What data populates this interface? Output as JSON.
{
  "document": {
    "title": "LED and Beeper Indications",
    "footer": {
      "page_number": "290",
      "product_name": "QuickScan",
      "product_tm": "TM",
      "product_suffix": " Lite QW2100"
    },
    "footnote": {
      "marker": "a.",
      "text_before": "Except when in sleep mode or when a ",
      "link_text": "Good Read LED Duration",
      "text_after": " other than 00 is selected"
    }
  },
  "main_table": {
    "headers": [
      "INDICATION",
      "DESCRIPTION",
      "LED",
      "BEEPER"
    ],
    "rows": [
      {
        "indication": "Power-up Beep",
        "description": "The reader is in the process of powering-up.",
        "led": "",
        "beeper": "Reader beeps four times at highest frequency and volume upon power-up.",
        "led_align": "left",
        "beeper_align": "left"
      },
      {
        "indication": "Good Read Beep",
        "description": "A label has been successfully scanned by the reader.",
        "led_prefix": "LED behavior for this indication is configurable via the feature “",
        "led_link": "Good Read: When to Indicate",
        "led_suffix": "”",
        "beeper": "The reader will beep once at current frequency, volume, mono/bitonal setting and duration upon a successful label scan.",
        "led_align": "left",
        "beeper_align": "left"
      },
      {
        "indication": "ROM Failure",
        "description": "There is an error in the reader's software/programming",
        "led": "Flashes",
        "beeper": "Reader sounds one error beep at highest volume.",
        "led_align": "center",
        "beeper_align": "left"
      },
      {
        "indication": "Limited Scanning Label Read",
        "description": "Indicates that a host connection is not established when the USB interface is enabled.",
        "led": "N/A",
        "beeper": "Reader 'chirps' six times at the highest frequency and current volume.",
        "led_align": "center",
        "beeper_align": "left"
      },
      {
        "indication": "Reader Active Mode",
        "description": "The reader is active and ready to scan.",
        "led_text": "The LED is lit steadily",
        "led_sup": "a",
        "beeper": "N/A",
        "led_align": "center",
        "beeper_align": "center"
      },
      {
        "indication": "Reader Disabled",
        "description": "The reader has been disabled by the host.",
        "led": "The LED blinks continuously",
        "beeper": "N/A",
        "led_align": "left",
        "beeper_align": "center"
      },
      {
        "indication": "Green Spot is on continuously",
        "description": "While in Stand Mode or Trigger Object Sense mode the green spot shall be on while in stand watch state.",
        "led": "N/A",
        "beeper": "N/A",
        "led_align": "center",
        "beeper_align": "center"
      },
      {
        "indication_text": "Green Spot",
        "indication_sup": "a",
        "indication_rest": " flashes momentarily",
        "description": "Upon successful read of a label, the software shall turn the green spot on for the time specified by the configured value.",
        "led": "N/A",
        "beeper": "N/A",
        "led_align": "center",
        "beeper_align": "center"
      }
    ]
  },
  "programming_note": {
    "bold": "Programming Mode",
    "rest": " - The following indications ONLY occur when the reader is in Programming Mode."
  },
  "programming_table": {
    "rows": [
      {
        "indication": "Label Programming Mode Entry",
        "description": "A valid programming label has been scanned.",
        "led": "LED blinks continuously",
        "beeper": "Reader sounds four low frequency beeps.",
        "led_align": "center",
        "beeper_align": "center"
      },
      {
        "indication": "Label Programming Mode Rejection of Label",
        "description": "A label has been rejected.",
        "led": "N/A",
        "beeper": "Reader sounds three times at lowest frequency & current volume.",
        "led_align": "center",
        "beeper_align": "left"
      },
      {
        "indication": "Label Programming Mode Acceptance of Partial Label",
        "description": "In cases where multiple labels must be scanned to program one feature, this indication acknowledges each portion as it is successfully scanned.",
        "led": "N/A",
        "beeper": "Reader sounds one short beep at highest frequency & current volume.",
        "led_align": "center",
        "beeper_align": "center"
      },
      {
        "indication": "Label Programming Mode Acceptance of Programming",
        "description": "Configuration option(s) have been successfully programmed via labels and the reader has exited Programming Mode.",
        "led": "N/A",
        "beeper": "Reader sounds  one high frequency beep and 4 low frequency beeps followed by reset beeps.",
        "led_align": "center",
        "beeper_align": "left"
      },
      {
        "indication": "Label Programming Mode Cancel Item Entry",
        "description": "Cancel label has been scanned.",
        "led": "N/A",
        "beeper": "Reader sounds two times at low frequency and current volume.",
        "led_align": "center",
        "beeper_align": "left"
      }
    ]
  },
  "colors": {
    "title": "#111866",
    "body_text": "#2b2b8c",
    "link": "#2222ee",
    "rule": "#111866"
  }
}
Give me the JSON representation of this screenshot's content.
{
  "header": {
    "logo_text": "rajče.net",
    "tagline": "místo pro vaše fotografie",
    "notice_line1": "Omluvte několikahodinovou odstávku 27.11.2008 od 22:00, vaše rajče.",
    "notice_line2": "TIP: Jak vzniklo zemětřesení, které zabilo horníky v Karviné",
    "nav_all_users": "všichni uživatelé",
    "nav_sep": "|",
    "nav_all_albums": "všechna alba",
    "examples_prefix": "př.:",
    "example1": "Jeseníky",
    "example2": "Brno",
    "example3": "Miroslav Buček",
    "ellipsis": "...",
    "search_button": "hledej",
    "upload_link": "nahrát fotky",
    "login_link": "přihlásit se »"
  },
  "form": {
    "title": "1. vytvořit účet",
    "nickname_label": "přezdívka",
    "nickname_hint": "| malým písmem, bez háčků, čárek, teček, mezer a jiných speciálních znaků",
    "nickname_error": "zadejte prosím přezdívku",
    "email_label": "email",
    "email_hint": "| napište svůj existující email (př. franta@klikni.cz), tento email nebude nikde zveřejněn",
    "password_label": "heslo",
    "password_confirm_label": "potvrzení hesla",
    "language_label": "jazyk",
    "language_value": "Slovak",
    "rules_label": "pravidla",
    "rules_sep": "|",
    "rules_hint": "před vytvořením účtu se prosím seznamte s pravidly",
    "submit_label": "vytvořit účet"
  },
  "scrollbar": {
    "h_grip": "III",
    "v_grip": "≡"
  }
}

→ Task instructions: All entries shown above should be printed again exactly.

→ Completed task:
What data populates this interface? Output as JSON.
{
  "document": {
    "title": "LED and Beeper Indications",
    "footer": {
      "page_number": "290",
      "product_name": "QuickScan",
      "product_tm": "TM",
      "product_suffix": " Lite QW2100"
    },
    "footnote": {
      "marker": "a.",
      "text_before": "Except when in sleep mode or when a ",
      "link_text": "Good Read LED Duration",
      "text_after": " other than 00 is selected"
    }
  },
  "main_table": {
    "headers": [
      "INDICATION",
      "DESCRIPTION",
      "LED",
      "BEEPER"
    ],
    "rows": [
      {
        "indication": "Power-up Beep",
        "description": "The reader is in the process of powering-up.",
        "led": "",
        "beeper": "Reader beeps four times at highest frequency and volume upon power-up.",
        "led_align": "left",
        "beeper_align": "left"
      },
      {
        "indication": "Good Read Beep",
        "description": "A label has been successfully scanned by the reader.",
        "led_prefix": "LED behavior for this indication is configurable via the feature “",
        "led_link": "Good Read: When to Indicate",
        "led_suffix": "”",
        "beeper": "The reader will beep once at current frequency, volume, mono/bitonal setting and duration upon a successful label scan.",
        "led_align": "left",
        "beeper_align": "left"
      },
      {
        "indication": "ROM Failure",
        "description": "There is an error in the reader's software/programming",
        "led": "Flashes",
        "beeper": "Reader sounds one error beep at highest volume.",
        "led_align": "center",
        "beeper_align": "left"
      },
      {
        "indication": "Limited Scanning Label Read",
        "description": "Indicates that a host connection is not established when the USB interface is enabled.",
        "led": "N/A",
        "beeper": "Reader 'chirps' six times at the highest frequency and current volume.",
        "led_align": "center",
        "beeper_align": "left"
      },
      {
        "indication": "Reader Active Mode",
        "description": "The reader is active and ready to scan.",
        "led_text": "The LED is lit steadily",
        "led_sup": "a",
        "beeper": "N/A",
        "led_align": "center",
        "beeper_align": "center"
      },
      {
        "indication": "Reader Disabled",
        "description": "The reader has been disabled by the host.",
        "led": "The LED blinks continuously",
        "beeper": "N/A",
        "led_align": "left",
        "beeper_align": "center"
      },
      {
        "indication": "Green Spot is on continuously",
        "description": "While in Stand Mode or Trigger Object Sense mode the green spot shall be on while in stand watch state.",
        "led": "N/A",
        "beeper": "N/A",
        "led_align": "center",
        "beeper_align": "center"
      },
      {
        "indication_text": "Green Spot",
        "indication_sup": "a",
        "indication_rest": " flashes momentarily",
        "description": "Upon successful read of a label, the software shall turn the green spot on for the time specified by the configured value.",
        "led": "N/A",
        "beeper": "N/A",
        "led_align": "center",
        "beeper_align": "center"
      }
    ]
  },
  "programming_note": {
    "bold": "Programming Mode",
    "rest": " - The following indications ONLY occur when the reader is in Programming Mode."
  },
  "programming_table": {
    "rows": [
      {
        "indication": "Label Programming Mode Entry",
        "description": "A valid programming label has been scanned.",
        "led": "LED blinks continuously",
        "beeper": "Reader sounds four low frequency beeps.",
        "led_align": "center",
        "beeper_align": "center"
      },
      {
        "indication": "Label Programming Mode Rejection of Label",
        "description": "A label has been rejected.",
        "led": "N/A",
        "beeper": "Reader sounds three times at lowest frequency & current volume.",
        "led_align": "center",
        "beeper_align": "left"
      },
      {
        "indication": "Label Programming Mode Acceptance of Partial Label",
        "description": "In cases where multiple labels must be scanned to program one feature, this indication acknowledges each portion as it is successfully scanned.",
        "led": "N/A",
        "beeper": "Reader sounds one short beep at highest frequency & current volume.",
        "led_align": "center",
        "beeper_align": "center"
      },
      {
        "indication": "Label Programming Mode Acceptance of Programming",
        "description": "Configuration option(s) have been successfully programmed via labels and the reader has exited Programming Mode.",
        "led": "N/A",
        "beeper": "Reader sounds  one high frequency beep and 4 low frequency beeps followed by reset beeps.",
        "led_align": "center",
        "beeper_align": "left"
      },
      {
        "indication": "Label Programming Mode Cancel Item Entry",
        "description": "Cancel label has been scanned.",
        "led": "N/A",
        "beeper": "Reader sounds two times at low frequency and current volume.",
        "led_align": "center",
        "beeper_align": "left"
      }
    ]
  },
  "colors": {
    "title": "#111866",
    "body_text": "#2b2b8c",
    "link": "#2222ee",
    "rule": "#111866"
  }
}
Give me the JSON representation of this screenshot's content.
{
  "header": {
    "logo_text": "rajče.net",
    "tagline": "místo pro vaše fotografie",
    "notice_line1": "Omluvte několikahodinovou odstávku 27.11.2008 od 22:00, vaše rajče.",
    "notice_line2": "TIP: Jak vzniklo zemětřesení, které zabilo horníky v Karviné",
    "nav_all_users": "všichni uživatelé",
    "nav_sep": "|",
    "nav_all_albums": "všechna alba",
    "examples_prefix": "př.:",
    "example1": "Jeseníky",
    "example2": "Brno",
    "example3": "Miroslav Buček",
    "ellipsis": "...",
    "search_button": "hledej",
    "upload_link": "nahrát fotky",
    "login_link": "přihlásit se »"
  },
  "form": {
    "title": "1. vytvořit účet",
    "nickname_label": "přezdívka",
    "nickname_hint": "| malým písmem, bez háčků, čárek, teček, mezer a jiných speciálních znaků",
    "nickname_error": "zadejte prosím přezdívku",
    "email_label": "email",
    "email_hint": "| napište svůj existující email (př. franta@klikni.cz), tento email nebude nikde zveřejněn",
    "password_label": "heslo",
    "password_confirm_label": "potvrzení hesla",
    "language_label": "jazyk",
    "language_value": "Slovak",
    "rules_label": "pravidla",
    "rules_sep": "|",
    "rules_hint": "před vytvořením účtu se prosím seznamte s pravidly",
    "submit_label": "vytvořit účet"
  },
  "scrollbar": {
    "h_grip": "III",
    "v_grip": "≡"
  }
}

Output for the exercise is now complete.